- Just One More Time – (DeAngelis, Marcucci) – An original written for or chosen for Fabian and another good one with some Scotty Moore type guitar.
- Cuddle Up A Little Closer – (C. Hoschna, O. Harbach) – This one dates to 1908 and sounds like it.
- Steady Date – (DeAngelis, Marcucci) – An original written for or chosen for Fabian and again, it suits him perfectly..
- Turn Me Loose – (Pomus-Shuman) An original written for or chosen for Fabian. And very much in the Elvis style with a hint of Gene Vincent. http://en.wikipedia.org/wiki/Turn_Me_Loose_(Fabian_song)
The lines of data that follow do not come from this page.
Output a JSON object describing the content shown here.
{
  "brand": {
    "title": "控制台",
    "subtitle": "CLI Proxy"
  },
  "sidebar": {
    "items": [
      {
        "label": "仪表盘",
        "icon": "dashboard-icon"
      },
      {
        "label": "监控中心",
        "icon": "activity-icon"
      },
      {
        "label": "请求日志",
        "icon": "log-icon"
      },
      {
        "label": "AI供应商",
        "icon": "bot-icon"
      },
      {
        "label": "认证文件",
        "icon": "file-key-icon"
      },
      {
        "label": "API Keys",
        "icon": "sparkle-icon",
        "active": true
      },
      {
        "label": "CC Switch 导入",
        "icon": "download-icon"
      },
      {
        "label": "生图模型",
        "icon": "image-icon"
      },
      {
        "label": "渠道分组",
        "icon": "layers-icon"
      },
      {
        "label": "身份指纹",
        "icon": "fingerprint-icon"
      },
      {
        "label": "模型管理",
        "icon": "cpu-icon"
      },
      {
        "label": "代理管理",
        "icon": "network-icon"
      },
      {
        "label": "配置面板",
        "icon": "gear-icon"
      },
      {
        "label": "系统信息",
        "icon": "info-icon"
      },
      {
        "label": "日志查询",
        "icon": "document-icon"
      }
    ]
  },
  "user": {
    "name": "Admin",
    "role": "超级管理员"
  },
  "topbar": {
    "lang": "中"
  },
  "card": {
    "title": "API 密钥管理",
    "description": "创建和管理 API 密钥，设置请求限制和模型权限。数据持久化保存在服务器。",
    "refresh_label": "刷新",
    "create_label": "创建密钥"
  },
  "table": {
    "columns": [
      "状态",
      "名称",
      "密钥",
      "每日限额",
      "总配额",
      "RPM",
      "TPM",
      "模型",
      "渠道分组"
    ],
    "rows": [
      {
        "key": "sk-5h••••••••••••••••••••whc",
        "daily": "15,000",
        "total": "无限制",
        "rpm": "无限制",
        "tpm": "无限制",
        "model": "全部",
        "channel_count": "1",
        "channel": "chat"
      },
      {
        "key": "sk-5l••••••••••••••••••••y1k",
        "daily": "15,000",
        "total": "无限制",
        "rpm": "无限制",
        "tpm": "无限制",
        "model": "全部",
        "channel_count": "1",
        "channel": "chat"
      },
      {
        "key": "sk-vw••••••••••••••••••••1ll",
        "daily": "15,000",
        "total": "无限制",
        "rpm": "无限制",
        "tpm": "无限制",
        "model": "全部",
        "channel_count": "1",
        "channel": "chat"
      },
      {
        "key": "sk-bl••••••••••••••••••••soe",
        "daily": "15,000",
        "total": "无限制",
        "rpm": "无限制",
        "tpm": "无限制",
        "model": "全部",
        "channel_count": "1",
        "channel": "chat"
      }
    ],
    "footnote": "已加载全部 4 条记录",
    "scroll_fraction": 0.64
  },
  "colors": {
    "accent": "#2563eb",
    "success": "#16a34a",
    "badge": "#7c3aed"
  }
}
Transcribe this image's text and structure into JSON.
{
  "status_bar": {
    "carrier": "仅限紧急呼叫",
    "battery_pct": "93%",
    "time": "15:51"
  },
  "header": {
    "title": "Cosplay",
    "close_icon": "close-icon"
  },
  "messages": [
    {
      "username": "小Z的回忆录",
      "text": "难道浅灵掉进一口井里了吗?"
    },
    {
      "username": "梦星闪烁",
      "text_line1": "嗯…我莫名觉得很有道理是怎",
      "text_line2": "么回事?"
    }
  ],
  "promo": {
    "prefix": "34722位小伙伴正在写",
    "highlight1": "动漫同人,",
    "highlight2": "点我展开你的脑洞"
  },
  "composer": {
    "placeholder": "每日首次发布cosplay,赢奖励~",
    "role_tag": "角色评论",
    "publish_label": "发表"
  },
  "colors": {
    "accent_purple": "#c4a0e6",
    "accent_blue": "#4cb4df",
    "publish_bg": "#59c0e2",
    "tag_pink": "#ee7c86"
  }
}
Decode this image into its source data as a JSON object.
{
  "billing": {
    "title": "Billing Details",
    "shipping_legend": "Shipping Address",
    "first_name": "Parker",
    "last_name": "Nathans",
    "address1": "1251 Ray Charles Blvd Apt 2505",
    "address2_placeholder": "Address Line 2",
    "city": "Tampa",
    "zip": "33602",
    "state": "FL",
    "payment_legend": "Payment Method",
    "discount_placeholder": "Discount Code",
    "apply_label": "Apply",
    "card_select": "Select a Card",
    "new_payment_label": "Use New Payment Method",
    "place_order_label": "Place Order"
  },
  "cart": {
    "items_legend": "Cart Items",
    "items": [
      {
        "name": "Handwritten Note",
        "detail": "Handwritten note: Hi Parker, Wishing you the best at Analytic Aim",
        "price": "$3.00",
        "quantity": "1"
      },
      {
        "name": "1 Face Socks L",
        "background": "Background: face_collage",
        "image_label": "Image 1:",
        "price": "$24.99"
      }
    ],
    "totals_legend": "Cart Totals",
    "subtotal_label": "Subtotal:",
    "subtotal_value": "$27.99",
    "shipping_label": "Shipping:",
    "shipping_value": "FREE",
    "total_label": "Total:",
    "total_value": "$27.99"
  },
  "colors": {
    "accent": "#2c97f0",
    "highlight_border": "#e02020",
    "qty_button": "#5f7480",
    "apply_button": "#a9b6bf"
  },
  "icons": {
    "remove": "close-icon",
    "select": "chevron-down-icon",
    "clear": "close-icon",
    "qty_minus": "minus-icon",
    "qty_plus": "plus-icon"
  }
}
I enjoy this a lot and a couple of wines make it even better … I'm keeping it.
1959 Turn Me Loose The Billboard Hot 100 #9
1959 The Billboard 200 #5
Hold Me (In Your Arms)
Ooh, What You Do!
I Don't Know Why
Please Don't Stop
Gonna Get You
Love Me, Love My Tiger
Don't You Think It's Time?
Just One More Time
Cuddle Up A Little Closer
Turn Me Loose
with Frankie Avalon
- Fabian remembers the day he met his doppelganger. “My road manager told me that Elvis was on the phone and that he wanted to meet me. I asked him, ‘Why?’ He came up to my hotel room, which I couldn’t believe. I opened up the door, and there he was”. Fabian said that both of them appeared awkward at first; Elvis was said to be terribly insecure and felt threatened by others who could steal the spotlight. “We started laughing and joking around, and Elvis told me that he was learning karate. I had four other guys in the room with me. Elvis said, ‘Have your four guys surround me. I want to practice my karate.’ He wanted to do it, and he did it, and he got around them and knocked them all on their ass. He ripped his pants, by the way. I gave him a pair of my pants to wear home. That’s how I met Elvis Presley.” http://www.goldminemag.com/article/a-tale-of-two-idols-fabian-and-neil-sedaka
- On his films from his blog; “Fabian's early films rocketed him to stardom. He made his screen debut in 1959 in "Hound Dog Man", directed by Don Segal. He traveled iout of the country to make "Five Weeks In A Balloon" and "The Longest Day". He worked with two of our great screen giants in "North To Alaska" with John Wayne and "High Time" with Bing Crosby. Fabian was fortunate to have worked with the incomparable and gracious James Stewart in two films in his career, "Mr. Hobbs Takes A Vacation" and "Dear Brigette." He learned to surf with Tab Hunter in "Ride The Wild Surf" which has become a cult classic. More recent work includes being interviewed by Michelle Pfeiffer in the 1996, Jon Avnet directed film, "Up Close & Personal" … Fabian's role as a homicidal maniac in the TV production titled "A Lion Walks Among Us" directed by Robert Altman solidly established him as a versatile and powerful actor. This history making production was the first television show to run an hour without commercials”.